* _EXERCISE DESCRIPTION_: Restate each entry below without changing a word.

(DATA FOR THIS TASK Opens)

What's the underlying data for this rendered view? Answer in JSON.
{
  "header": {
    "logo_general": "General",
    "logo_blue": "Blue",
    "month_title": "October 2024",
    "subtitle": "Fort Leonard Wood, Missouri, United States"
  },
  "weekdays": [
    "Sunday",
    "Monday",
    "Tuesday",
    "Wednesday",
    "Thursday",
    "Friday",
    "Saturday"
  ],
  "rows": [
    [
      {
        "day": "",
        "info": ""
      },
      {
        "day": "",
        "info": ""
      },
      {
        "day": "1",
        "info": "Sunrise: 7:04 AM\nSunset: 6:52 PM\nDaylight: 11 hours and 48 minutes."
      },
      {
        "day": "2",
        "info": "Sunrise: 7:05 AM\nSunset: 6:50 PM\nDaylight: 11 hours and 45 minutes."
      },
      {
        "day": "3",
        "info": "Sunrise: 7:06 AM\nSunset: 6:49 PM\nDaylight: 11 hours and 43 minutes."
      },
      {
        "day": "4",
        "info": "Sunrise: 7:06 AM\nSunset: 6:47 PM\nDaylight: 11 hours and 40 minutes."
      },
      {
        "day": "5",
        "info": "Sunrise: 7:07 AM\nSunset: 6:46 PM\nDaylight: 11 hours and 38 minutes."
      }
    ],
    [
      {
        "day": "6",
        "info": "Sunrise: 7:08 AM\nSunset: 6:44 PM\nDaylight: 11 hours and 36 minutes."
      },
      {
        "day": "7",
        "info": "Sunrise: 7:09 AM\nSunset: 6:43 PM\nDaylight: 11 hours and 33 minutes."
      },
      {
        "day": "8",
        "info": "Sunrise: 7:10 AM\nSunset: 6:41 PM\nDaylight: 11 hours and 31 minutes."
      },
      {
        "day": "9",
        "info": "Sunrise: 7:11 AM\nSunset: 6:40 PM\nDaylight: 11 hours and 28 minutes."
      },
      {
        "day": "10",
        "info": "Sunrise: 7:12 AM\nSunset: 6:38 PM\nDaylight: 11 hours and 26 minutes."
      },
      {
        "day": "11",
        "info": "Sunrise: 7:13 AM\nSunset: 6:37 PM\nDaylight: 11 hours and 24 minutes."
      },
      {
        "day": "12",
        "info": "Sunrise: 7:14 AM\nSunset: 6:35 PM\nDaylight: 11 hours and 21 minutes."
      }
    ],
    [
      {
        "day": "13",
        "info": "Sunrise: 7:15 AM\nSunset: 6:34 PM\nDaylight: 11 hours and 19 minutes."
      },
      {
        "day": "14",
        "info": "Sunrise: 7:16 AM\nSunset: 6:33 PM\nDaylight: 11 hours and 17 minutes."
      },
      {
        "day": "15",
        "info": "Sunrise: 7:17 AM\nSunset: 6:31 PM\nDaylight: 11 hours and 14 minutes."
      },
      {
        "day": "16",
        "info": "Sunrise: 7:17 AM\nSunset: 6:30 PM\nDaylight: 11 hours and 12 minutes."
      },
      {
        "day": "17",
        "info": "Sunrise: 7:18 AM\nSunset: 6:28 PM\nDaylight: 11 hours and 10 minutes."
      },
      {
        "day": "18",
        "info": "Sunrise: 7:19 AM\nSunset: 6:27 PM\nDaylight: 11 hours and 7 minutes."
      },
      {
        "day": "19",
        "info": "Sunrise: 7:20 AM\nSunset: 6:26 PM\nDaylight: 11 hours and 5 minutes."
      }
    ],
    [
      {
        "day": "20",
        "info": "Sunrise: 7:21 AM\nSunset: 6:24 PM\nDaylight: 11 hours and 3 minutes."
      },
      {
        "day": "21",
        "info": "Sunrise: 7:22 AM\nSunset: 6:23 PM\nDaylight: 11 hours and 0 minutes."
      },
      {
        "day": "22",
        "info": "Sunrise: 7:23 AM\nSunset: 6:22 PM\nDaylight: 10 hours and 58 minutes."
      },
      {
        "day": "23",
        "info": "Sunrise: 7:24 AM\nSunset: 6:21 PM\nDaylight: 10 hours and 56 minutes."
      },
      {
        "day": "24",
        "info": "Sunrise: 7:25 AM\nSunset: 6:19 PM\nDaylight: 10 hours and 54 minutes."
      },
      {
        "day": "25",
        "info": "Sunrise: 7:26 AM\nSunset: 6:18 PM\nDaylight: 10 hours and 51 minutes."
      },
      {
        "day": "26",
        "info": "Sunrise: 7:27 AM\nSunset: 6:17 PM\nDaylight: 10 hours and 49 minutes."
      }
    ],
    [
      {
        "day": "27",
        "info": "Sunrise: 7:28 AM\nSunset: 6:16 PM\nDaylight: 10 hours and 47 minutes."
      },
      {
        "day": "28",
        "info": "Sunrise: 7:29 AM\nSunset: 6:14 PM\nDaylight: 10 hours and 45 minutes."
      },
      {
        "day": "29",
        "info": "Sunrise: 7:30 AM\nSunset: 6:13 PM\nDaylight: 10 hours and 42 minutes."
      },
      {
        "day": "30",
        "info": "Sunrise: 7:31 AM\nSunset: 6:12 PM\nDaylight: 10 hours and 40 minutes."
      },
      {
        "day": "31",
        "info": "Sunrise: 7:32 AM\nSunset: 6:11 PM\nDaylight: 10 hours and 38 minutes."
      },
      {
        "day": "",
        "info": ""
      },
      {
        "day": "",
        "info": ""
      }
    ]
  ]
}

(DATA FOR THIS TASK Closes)

* _RESULT OF THIS EXERCISE_:
What's the underlying data for this rendered view? Answer in JSON.
{
  "header": {
    "logo_general": "General",
    "logo_blue": "Blue",
    "month_title": "October 2024",
    "subtitle": "Fort Leonard Wood, Missouri, United States"
  },
  "weekdays": [
    "Sunday",
    "Monday",
    "Tuesday",
    "Wednesday",
    "Thursday",
    "Friday",
    "Saturday"
  ],
  "rows": [
    [
      {
        "day": "",
        "info": ""
      },
      {
        "day": "",
        "info": ""
      },
      {
        "day": "1",
        "info": "Sunrise: 7:04 AM\nSunset: 6:52 PM\nDaylight: 11 hours and 48 minutes."
      },
      {
        "day": "2",
        "info": "Sunrise: 7:05 AM\nSunset: 6:50 PM\nDaylight: 11 hours and 45 minutes."
      },
      {
        "day": "3",
        "info": "Sunrise: 7:06 AM\nSunset: 6:49 PM\nDaylight: 11 hours and 43 minutes."
      },
      {
        "day": "4",
        "info": "Sunrise: 7:06 AM\nSunset: 6:47 PM\nDaylight: 11 hours and 40 minutes."
      },
      {
        "day": "5",
        "info": "Sunrise: 7:07 AM\nSunset: 6:46 PM\nDaylight: 11 hours and 38 minutes."
      }
    ],
    [
      {
        "day": "6",
        "info": "Sunrise: 7:08 AM\nSunset: 6:44 PM\nDaylight: 11 hours and 36 minutes."
      },
      {
        "day": "7",
        "info": "Sunrise: 7:09 AM\nSunset: 6:43 PM\nDaylight: 11 hours and 33 minutes."
      },
      {
        "day": "8",
        "info": "Sunrise: 7:10 AM\nSunset: 6:41 PM\nDaylight: 11 hours and 31 minutes."
      },
      {
        "day": "9",
        "info": "Sunrise: 7:11 AM\nSunset: 6:40 PM\nDaylight: 11 hours and 28 minutes."
      },
      {
        "day": "10",
        "info": "Sunrise: 7:12 AM\nSunset: 6:38 PM\nDaylight: 11 hours and 26 minutes."
      },
      {
        "day": "11",
        "info": "Sunrise: 7:13 AM\nSunset: 6:37 PM\nDaylight: 11 hours and 24 minutes."
      },
      {
        "day": "12",
        "info": "Sunrise: 7:14 AM\nSunset: 6:35 PM\nDaylight: 11 hours and 21 minutes."
      }
    ],
    [
      {
        "day": "13",
        "info": "Sunrise: 7:15 AM\nSunset: 6:34 PM\nDaylight: 11 hours and 19 minutes."
      },
      {
        "day": "14",
        "info": "Sunrise: 7:16 AM\nSunset: 6:33 PM\nDaylight: 11 hours and 17 minutes."
      },
      {
        "day": "15",
        "info": "Sunrise: 7:17 AM\nSunset: 6:31 PM\nDaylight: 11 hours and 14 minutes."
      },
      {
        "day": "16",
        "info": "Sunrise: 7:17 AM\nSunset: 6:30 PM\nDaylight: 11 hours and 12 minutes."
      },
      {
        "day": "17",
        "info": "Sunrise: 7:18 AM\nSunset: 6:28 PM\nDaylight: 11 hours and 10 minutes."
      },
      {
        "day": "18",
        "info": "Sunrise: 7:19 AM\nSunset: 6:27 PM\nDaylight: 11 hours and 7 minutes."
      },
      {
        "day": "19",
        "info": "Sunrise: 7:20 AM\nSunset: 6:26 PM\nDaylight: 11 hours and 5 minutes."
      }
    ],
    [
      {
        "day": "20",
        "info": "Sunrise: 7:21 AM\nSunset: 6:24 PM\nDaylight: 11 hours and 3 minutes."
      },
      {
        "day": "21",
        "info": "Sunrise: 7:22 AM\nSunset: 6:23 PM\nDaylight: 11 hours and 0 minutes."
      },
      {
        "day": "22",
        "info": "Sunrise: 7:23 AM\nSunset: 6:22 PM\nDaylight: 10 hours and 58 minutes."
      },
      {
        "day": "23",
        "info": "Sunrise: 7:24 AM\nSunset: 6:21 PM\nDaylight: 10 hours and 56 minutes."
      },
      {
        "day": "24",
        "info": "Sunrise: 7:25 AM\nSunset: 6:19 PM\nDaylight: 10 hours and 54 minutes."
      },
      {
        "day": "25",
        "info": "Sunrise: 7:26 AM\nSunset: 6:18 PM\nDaylight: 10 hours and 51 minutes."
      },
      {
        "day": "26",
        "info": "Sunrise: 7:27 AM\nSunset: 6:17 PM\nDaylight: 10 hours and 49 minutes."
      }
    ],
    [
      {
        "day": "27",
        "info": "Sunrise: 7:28 AM\nSunset: 6:16 PM\nDaylight: 10 hours and 47 minutes."
      },
      {
        "day": "28",
        "info": "Sunrise: 7:29 AM\nSunset: 6:14 PM\nDaylight: 10 hours and 45 minutes."
      },
      {
        "day": "29",
        "info": "Sunrise: 7:30 AM\nSunset: 6:13 PM\nDaylight: 10 hours and 42 minutes."
      },
      {
        "day": "30",
        "info": "Sunrise: 7:31 AM\nSunset: 6:12 PM\nDaylight: 10 hours and 40 minutes."
      },
      {
        "day": "31",
        "info": "Sunrise: 7:32 AM\nSunset: 6:11 PM\nDaylight: 10 hours and 38 minutes."
      },
      {
        "day": "",
        "info": ""
      },
      {
        "day": "",
        "info": ""
      }
    ]
  ]
}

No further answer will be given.